Records to use
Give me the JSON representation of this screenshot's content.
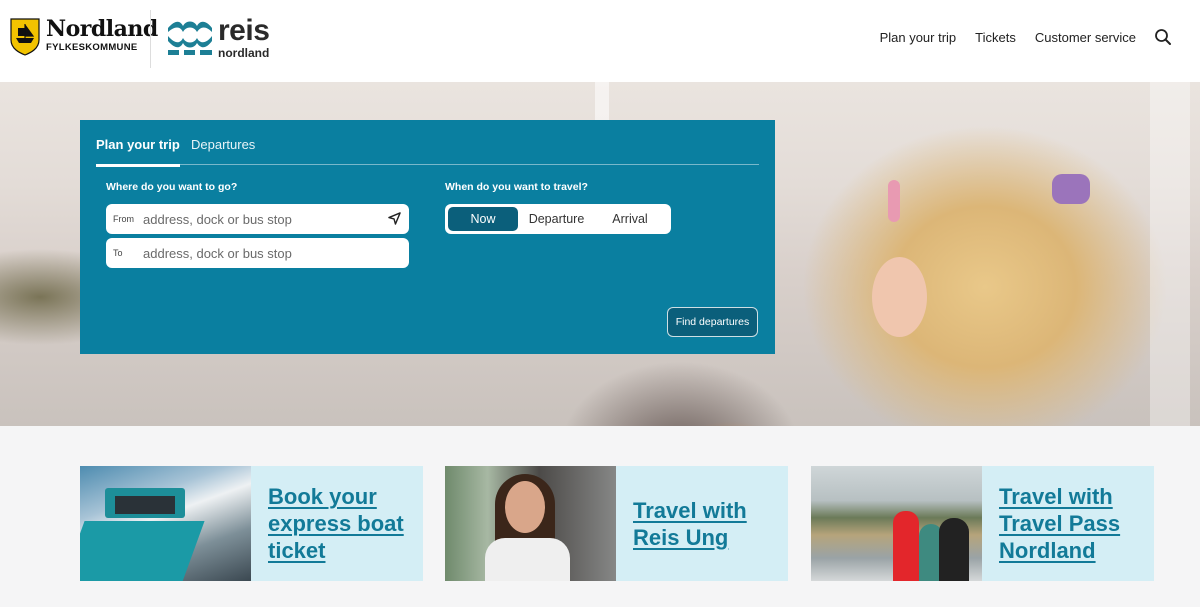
{
  "header": {
    "logo_primary": {
      "name": "Nordland",
      "subtitle": "FYLKESKOMMUNE"
    },
    "logo_secondary": {
      "name": "reis",
      "subtitle": "nordland"
    },
    "nav": [
      {
        "label": "Plan your trip"
      },
      {
        "label": "Tickets"
      },
      {
        "label": "Customer service"
      }
    ],
    "search_icon": "search-icon"
  },
  "planner": {
    "tabs": [
      {
        "label": "Plan your trip",
        "active": true
      },
      {
        "label": "Departures",
        "active": false
      }
    ],
    "where_label": "Where do you want to go?",
    "from": {
      "label": "From",
      "value": "",
      "placeholder": "address, dock or bus stop",
      "icon": "location-arrow-icon"
    },
    "to": {
      "label": "To",
      "value": "",
      "placeholder": "address, dock or bus stop"
    },
    "when_label": "When do you want to travel?",
    "time_options": [
      {
        "label": "Now",
        "selected": true
      },
      {
        "label": "Departure",
        "selected": false
      },
      {
        "label": "Arrival",
        "selected": false
      }
    ],
    "submit_label": "Find departures"
  },
  "cards": [
    {
      "title": "Book your express boat ticket",
      "image": "express boat deck"
    },
    {
      "title": "Travel with Reis Ung",
      "image": "young woman on bus"
    },
    {
      "title": "Travel with Travel Pass Nordland",
      "image": "people on ferry deck with mountain"
    }
  ],
  "colors": {
    "brand_teal": "#0a7fa0",
    "selected_dark": "#0b5f7b",
    "card_bg": "#d4eef5",
    "link": "#127a98"
  }
}
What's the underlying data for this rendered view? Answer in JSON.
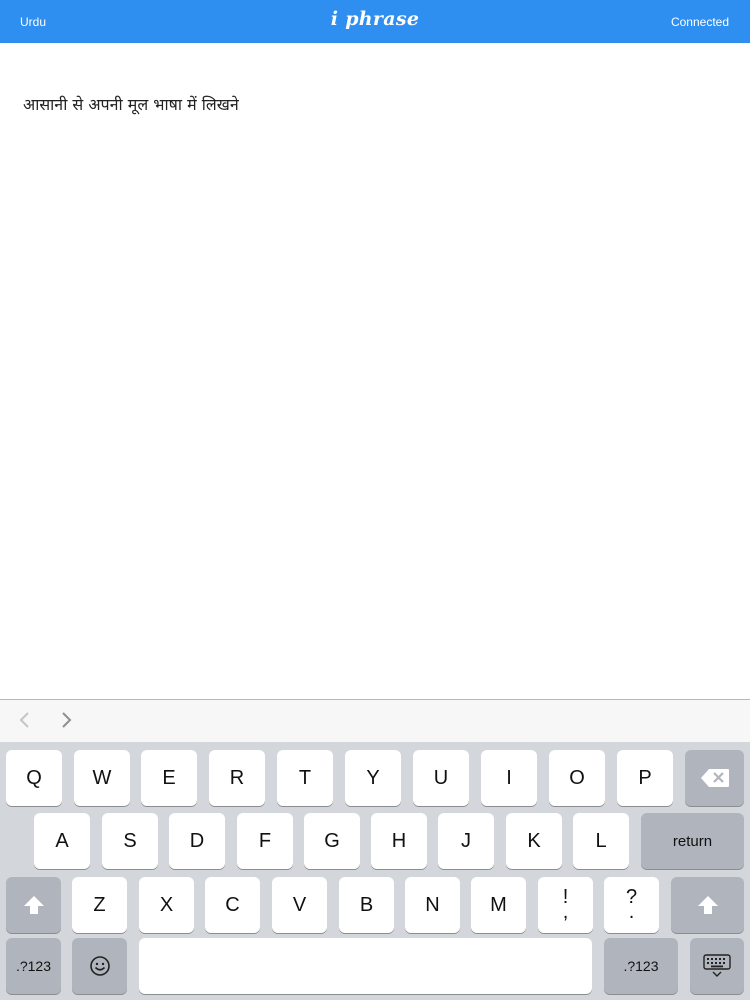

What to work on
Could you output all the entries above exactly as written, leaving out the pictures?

Response
Give me the JSON representation of this screenshot's content.
{
  "header": {
    "logo_primary": {
      "name": "Nordland",
      "subtitle": "FYLKESKOMMUNE"
    },
    "logo_secondary": {
      "name": "reis",
      "subtitle": "nordland"
    },
    "nav": [
      {
        "label": "Plan your trip"
      },
      {
        "label": "Tickets"
      },
      {
        "label": "Customer service"
      }
    ],
    "search_icon": "search-icon"
  },
  "planner": {
    "tabs": [
      {
        "label": "Plan your trip",
        "active": true
      },
      {
        "label": "Departures",
        "active": false
      }
    ],
    "where_label": "Where do you want to go?",
    "from": {
      "label": "From",
      "value": "",
      "placeholder": "address, dock or bus stop",
      "icon": "location-arrow-icon"
    },
    "to": {
      "label": "To",
      "value": "",
      "placeholder": "address, dock or bus stop"
    },
    "when_label": "When do you want to travel?",
    "time_options": [
      {
        "label": "Now",
        "selected": true
      },
      {
        "label": "Departure",
        "selected": false
      },
      {
        "label": "Arrival",
        "selected": false
      }
    ],
    "submit_label": "Find departures"
  },
  "cards": [
    {
      "title": "Book your express boat ticket",
      "image": "express boat deck"
    },
    {
      "title": "Travel with Reis Ung",
      "image": "young woman on bus"
    },
    {
      "title": "Travel with Travel Pass Nordland",
      "image": "people on ferry deck with mountain"
    }
  ],
  "colors": {
    "brand_teal": "#0a7fa0",
    "selected_dark": "#0b5f7b",
    "card_bg": "#d4eef5",
    "link": "#127a98"
  }
}
What's the underlying data for this rendered view? Answer in JSON.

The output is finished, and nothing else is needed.